They preached with boldness. Apollos preached with boldness. Peter preached with boldness. John preached with boldness. Paul preached with boldness. Luke tells us in the Acts of the Apostles that they all preached with boldness. It was their very prayer, “Lord, give us the boldness – despite the atmosphere in which we find ourselves, despite our culture which is trying to shut our mouths – give us boldness to speak Thy word.”
Yes, even in the threat of bodily harm, imprisonment, and a beating they receive, they preach with boldness.
Like Peter, we must tell the story with all that we have – all openness, honesty, and courage. We must say, as he said, that Jesus Christ is the Son of God. He is:
• The One who fulfilled the word of the prophet.
• The Holy One of Israel.
• The One about whom all the prophets have spoken, from Samuel and his successors and onward.
• The One who fulfilled the prophet Isaiah, the One who fulfills the words of the psalmist.
• The One who was crucified, yes, died on the cross, but was resurrected.
• The One in whose name we have the power as the people of God.
• The One in whose name men are called to come in repentance, to turn from their wicked and evil ways.
It is the same story that Peter preached some 2,000 years ago with boldness that we must today, in our world and in our climate, preach without a hint of timidity.
In Soulguide, Bruce Demarest tells of Dateline NBC’s report on Boston oncologist Dr. Jerome Groopman. Dateline followed the doctor for two years as he attempted to save the lives of Gene, who suffered from AIDS, and Elizabeth, who suffered from breast cancer. As the patients were treated, Dr. Groopman grew in intimacy with them. After watching them eventually lose their lives to their diseases, he concluded: “If you care for someone without addressing his or her soul, you’re not really caring for them.”
Is the same not true for the Christian who walks among the spiritually dead of this world? If we meet material and emotional needs, but never address the spiritual need, then we’re not really caring for them. (Michael Shannon, Preaching, Sept/Oct 2002)

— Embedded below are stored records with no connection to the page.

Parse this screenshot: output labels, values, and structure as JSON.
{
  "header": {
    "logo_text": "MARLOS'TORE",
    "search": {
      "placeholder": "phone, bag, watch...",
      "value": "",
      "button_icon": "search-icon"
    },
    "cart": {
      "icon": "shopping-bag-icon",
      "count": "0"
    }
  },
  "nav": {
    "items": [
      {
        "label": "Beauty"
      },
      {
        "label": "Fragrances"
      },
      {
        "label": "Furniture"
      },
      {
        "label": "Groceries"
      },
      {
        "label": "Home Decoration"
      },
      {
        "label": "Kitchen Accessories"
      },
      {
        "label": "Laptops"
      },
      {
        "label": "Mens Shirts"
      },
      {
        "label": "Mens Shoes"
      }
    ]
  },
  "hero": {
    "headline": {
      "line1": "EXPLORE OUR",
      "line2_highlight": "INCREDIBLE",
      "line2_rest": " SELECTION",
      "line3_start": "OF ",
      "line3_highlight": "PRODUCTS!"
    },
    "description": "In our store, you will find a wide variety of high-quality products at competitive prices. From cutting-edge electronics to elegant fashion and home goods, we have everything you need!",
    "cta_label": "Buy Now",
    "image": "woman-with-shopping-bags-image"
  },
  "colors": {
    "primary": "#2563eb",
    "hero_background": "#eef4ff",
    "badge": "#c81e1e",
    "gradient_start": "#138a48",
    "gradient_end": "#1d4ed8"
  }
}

I want to pray for you as we close this sermon that this week you’ll have that opportunity. Maybe it’s somebody you’re going to run in to – you don’t even know them yet. Somebody who is going to be at that moment in life when they have an open door and an open window. The Spirit is going to tell you this is the time and this is the place and this is the person. You are not responsible how they respond – no more than Peter and John were responsible for how the high priest received their message. But you are responsible for whether or not you share the message with boldness. I’m going to pray for you right now that God gives you the courage to be the proclaimer of the gospel He intended you to be, that your walk with the Holy Spirit will be such that you’ll recognize the open door and the opportunity, and that you’ll be a maker of disciples for Christ.
Let us pray.